You might hear coaches and announcers refer to low post players playing with their "backs to the basket." This means that low post players often face away from the basket as they look to receive a pass from a teammate. Once they get the ball, low post players have options such as turning and shooting, passing the ball again or trying to put a spin move on their opponent to get a clear shot on the basket. When a low post player has the ball facing the basket, he can pull up and shoot, pass or try to move past his opponent. Often this involves a pump fake to try to get the opponent up off the floor and then a strong move around the opponent to the basket. Low post players who have some quickness and good footwork can score a lot of baskets near the hoop.
Low Post Defense
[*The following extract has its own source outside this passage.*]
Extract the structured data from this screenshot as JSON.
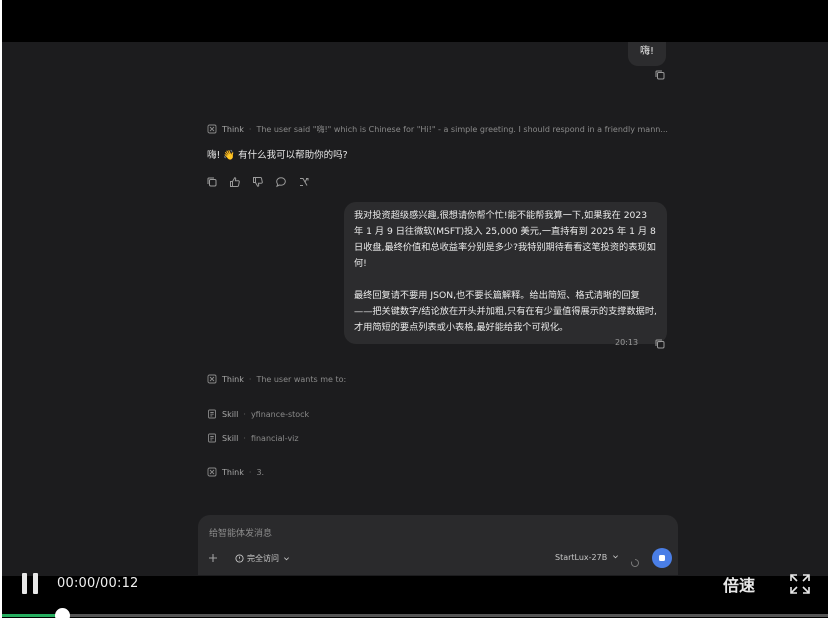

Defending a player in the low post often means denying him the ball. A good defender will play a post player closely and reach an arm out in front of the defender to try to deflect any passes to him. If the ball is below the free-throw line, you should try to be between the ball and your opponent, making a lob pass over your head the only viable option. If the lob pass is successful, you'll have a difficult time stopping your opponent from making a layup unless you get help from a teammate. Low post defenders also need to be ready to help out a teammate if there is penetration on the other side or down the middle of the lane.
Usually the players who are in the low post on offense are the center and the power forward, who generally are the tallest players on the team. Shooting forwards and shooting guards generally play away from the basket but can play in the low post, particularly if they have some height and the quickness to outmaneuver taller defenders.
When playing in the low post on offense, a player must be careful not to have a foot in the lane for more than three seconds unless he is battling for a rebound. Offensive players who spend more than three seconds in the lane will be called for a violation and the ball will be turned over to the other team. When defending a low post player, establish a wide stance to make it more difficult for your opponent to get around you and to back you up toward the basket. If an offensive player uses his body or arms to push you off, he should be called for a violation.
James Roland started writing professionally in 1987. A former reporter and editor with the "Sarasota Herald-Tribune," he currently oversees such publications as the "Cleveland Clinic Heart Advisor" and UCLA's "Healthy Years." Roland earned his Bachelor of Science in journalism from the University of Oregon.